to decide what to do; by setting variables,
you can control their functioning.
Keyboard Macros A keyboard macro records a sequence of
keystrokes to be replayed with a single command.
Key Bindings The keymaps say what command each key runs.
By changing them, you can "redefine keys".
If your keyboard passes an undesired code
for a key, you can tell Emacs to
substitute another code.
Syntax The syntax table controls how words and
expressions are parsed.
Init File How to write common customizations in the
Examining Examining or setting one variable's value.
Convenient and easy customization of variables.
Hooks Hook variables let you specify programs for parts
of Emacs to run on particular occasions.
Locals Per-buffer values of variables.
File Variables How files can specify variable values.
Basic Kbd Macro Defining and running keyboard macros.
Save Kbd Macro Giving keyboard macros names; saving them in files.
Kbd Macro Query Making keyboard macros do different things each time.
Customizing Key Bindings
Keymaps Generalities. The global keymap.
Prefix Keymaps Keymaps for prefix keys.
Local Keymaps Major and minor modes have their own keymaps.
Minibuffer Maps The minibuffer uses its own local keymaps.
Rebinding How to redefine one key's meaning conveniently.
Init Rebinding Rebinding keys with your init file, `.emacs'.
Function Keys Rebinding terminal function keys.
Named ASCII Chars Distinguishing <TAB> from C-i, and so on.
Mouse Buttons Rebinding mouse buttons in Emacs.
Disabling Disabling a command means confirmation is required
before it can be executed. This is done to protect
beginners from surprises.
The Init File, `~/.emacs'
Init Syntax Syntax of constants in Emacs Lisp.
Init Examples How to do some things with an init file.
Terminal Init Each terminal type can have an init file.
Find Init How Emacs finds the init file.
Dealing with Emacs Trouble
DEL Does Not Delete What to do if <DEL> doesn't delete.
Stuck Recursive `[...]' in mode line around the parentheses.
Screen Garbled Garbage on the screen.
Text Garbled Garbage in the text.
Unasked-for Search Spontaneous entry to incremental search.
Memory Full How to cope when you run out of memory.
Emergency Escape Emergency escape---
What to do if Emacs stops responding.
Total Frustration When you are at your wits' end.
Criteria Bug Criteria.

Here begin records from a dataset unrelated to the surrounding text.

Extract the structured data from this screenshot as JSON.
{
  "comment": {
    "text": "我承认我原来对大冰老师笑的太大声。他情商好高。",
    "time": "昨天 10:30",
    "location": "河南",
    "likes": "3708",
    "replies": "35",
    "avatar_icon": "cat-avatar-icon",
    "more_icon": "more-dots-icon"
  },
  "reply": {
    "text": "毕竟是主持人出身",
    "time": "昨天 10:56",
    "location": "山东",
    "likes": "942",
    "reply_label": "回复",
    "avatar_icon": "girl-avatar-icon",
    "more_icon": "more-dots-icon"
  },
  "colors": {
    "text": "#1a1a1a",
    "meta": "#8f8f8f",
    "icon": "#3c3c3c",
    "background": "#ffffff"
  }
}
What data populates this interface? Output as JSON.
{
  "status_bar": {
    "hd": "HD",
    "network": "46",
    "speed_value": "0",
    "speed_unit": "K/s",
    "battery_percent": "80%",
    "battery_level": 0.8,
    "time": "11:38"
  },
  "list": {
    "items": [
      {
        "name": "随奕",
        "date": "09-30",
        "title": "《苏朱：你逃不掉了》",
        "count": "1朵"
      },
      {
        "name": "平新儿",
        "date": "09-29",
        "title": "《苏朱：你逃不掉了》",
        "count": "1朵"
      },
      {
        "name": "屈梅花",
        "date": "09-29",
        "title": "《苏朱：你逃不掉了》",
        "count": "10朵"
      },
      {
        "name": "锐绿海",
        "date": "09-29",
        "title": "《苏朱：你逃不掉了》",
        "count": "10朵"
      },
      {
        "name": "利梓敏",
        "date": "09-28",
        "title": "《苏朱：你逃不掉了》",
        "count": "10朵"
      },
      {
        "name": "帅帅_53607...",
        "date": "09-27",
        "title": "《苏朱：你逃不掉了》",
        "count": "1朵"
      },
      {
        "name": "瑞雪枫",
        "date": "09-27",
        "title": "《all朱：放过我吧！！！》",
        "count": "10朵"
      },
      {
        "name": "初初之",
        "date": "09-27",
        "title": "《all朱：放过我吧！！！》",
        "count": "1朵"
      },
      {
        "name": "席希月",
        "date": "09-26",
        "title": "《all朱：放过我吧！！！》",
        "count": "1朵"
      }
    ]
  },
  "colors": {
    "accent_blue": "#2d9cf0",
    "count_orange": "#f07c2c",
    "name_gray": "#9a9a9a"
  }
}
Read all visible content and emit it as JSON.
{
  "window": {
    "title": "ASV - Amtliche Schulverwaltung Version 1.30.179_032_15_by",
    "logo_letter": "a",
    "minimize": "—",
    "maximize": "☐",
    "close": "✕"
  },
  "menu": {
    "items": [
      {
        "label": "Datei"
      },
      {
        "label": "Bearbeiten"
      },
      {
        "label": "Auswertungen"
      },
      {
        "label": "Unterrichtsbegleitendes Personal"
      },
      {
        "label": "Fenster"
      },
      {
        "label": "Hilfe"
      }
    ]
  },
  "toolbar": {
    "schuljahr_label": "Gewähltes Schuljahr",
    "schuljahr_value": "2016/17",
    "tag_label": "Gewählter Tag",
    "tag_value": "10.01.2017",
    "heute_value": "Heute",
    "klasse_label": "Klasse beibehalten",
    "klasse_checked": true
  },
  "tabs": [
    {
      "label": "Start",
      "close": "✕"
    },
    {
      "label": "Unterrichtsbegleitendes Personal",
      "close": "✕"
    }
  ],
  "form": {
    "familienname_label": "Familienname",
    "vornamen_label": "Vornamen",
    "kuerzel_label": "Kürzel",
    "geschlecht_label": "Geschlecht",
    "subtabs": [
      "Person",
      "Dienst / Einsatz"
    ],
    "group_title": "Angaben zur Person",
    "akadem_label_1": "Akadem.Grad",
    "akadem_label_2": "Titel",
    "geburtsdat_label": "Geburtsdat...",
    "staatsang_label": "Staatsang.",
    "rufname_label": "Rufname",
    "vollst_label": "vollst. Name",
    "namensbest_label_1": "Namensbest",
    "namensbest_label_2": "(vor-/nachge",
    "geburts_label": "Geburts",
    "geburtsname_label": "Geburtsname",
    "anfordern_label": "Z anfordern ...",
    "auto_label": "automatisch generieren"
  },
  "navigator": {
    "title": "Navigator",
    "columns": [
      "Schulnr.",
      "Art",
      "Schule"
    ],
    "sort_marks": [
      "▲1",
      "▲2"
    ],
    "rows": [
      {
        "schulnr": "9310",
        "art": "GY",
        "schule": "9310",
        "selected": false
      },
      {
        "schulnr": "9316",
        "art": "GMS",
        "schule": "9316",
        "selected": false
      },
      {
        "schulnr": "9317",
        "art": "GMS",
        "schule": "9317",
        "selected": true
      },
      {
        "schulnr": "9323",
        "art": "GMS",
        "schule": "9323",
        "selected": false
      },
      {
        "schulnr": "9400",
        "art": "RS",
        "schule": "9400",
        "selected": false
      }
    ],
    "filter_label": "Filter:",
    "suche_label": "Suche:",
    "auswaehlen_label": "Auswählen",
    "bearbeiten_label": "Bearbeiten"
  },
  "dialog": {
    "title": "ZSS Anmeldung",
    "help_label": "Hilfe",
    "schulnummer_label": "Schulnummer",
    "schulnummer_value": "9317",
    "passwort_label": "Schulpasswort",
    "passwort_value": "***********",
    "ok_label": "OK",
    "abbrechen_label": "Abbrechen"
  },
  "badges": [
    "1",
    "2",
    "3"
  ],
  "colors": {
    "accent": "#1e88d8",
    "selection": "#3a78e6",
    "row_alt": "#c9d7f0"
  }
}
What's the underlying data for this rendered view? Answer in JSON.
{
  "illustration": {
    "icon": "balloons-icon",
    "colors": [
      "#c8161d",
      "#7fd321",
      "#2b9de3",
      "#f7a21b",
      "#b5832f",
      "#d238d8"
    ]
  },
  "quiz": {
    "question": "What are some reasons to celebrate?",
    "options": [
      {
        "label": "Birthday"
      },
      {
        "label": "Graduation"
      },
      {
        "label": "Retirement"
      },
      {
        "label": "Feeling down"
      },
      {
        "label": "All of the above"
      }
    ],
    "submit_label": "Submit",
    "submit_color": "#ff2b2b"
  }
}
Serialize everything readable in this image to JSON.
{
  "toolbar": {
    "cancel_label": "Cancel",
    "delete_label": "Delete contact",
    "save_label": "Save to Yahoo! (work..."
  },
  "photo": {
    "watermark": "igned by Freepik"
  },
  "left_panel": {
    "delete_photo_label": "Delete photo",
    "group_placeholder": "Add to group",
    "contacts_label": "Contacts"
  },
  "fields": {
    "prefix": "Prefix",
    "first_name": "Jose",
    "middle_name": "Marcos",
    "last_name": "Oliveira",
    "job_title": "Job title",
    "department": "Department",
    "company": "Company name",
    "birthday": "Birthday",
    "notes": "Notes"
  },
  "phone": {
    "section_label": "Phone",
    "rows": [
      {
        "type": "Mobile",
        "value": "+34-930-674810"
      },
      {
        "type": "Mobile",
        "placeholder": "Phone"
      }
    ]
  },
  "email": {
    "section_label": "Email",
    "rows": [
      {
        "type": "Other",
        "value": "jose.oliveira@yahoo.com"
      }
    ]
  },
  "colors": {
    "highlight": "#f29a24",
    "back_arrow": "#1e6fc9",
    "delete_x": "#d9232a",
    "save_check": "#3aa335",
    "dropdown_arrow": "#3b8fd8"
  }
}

Have you really found a bug?
Understanding Bug Reporting How to report a bug effectively.
Checklist Steps to follow for a good bug report.
Sending Patches How to send a patch for GNU Emacs.
Command Line Options and Arguments
Action Arguments Arguments to visit files, load libraries,
and call functions.
Initial Options Arguments that take effect while starting Emacs.
Command Example Examples of using command line arguments.
Resume Arguments Specifying arguments when you resume a running Emacs.
Environment Environment variables that Emacs uses.
Display X Changing the default display and using remote login.
Font X Choosing a font for text, under X.
Colors X Choosing colors, under X.
Window Size X Start-up window size, under X.
Borders X Internal and external borders, under X.
Title X Specifying the initial frame's title.
Icons X Choosing what sort of icon to use, under X.
Resources X Advanced use of classes and resources, under X.
Lucid Resources X resources for Lucid menus.
LessTif Resources X resources for LessTif and Motif menus.
General Variables Environment variables that all versions of Emacs use.
Misc Variables Certain system specific variables.
MS-DOS and Windows 95/98/NT
MS-DOS Input Keyboard and mouse usage on MS-DOS.
MS-DOS Display Fonts, frames and display size on MS-DOS.
MS-DOS File Names File-name conventions on MS-DOS.
Text and Binary Text files on MS-DOS use CRLF to separate lines.
MS-DOS Printing How to specify the printer on MS-DOS.
MS-DOS Processes Running subprocesses on MS-DOS.
Windows Processes Running subprocesses on Windows.
Windows System Menu Controlling what the ALT key does.
automatically generated by info2www version 18.104.22.168